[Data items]
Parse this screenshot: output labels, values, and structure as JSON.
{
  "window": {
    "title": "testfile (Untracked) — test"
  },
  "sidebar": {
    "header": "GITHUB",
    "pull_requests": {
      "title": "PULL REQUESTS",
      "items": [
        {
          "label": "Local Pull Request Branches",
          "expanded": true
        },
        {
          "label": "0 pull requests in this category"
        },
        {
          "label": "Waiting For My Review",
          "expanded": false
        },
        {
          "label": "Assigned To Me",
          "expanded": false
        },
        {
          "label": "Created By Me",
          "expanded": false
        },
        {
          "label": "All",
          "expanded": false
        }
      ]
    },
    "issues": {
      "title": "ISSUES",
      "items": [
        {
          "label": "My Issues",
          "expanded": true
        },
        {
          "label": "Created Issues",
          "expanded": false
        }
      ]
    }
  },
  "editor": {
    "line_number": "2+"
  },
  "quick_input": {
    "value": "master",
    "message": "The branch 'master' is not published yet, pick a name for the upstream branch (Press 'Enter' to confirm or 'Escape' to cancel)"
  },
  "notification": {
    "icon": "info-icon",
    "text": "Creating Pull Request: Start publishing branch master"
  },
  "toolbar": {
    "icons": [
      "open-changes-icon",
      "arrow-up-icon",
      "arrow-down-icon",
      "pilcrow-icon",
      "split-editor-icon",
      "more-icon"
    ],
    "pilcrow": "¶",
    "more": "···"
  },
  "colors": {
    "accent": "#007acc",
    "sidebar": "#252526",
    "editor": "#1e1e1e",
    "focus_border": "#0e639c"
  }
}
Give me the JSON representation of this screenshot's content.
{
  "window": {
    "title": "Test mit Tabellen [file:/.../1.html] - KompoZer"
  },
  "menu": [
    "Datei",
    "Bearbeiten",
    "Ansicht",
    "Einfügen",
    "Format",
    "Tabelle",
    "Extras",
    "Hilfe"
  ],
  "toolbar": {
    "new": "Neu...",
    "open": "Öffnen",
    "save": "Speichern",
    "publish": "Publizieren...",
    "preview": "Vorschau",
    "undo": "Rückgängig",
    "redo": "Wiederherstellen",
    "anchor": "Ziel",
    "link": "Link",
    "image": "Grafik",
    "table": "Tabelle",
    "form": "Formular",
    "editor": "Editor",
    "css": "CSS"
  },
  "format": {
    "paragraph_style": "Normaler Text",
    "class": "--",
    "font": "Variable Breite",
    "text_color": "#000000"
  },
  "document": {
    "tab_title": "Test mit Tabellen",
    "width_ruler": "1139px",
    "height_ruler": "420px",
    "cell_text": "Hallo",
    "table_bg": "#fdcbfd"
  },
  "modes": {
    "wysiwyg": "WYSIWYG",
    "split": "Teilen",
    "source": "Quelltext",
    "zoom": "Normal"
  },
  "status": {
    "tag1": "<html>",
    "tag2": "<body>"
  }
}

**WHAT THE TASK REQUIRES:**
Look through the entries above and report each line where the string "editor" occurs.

**RESPONSE AREA:**
  "editor": {
      "split-editor-icon",
    "editor": "#1e1e1e",
    "editor": "Editor",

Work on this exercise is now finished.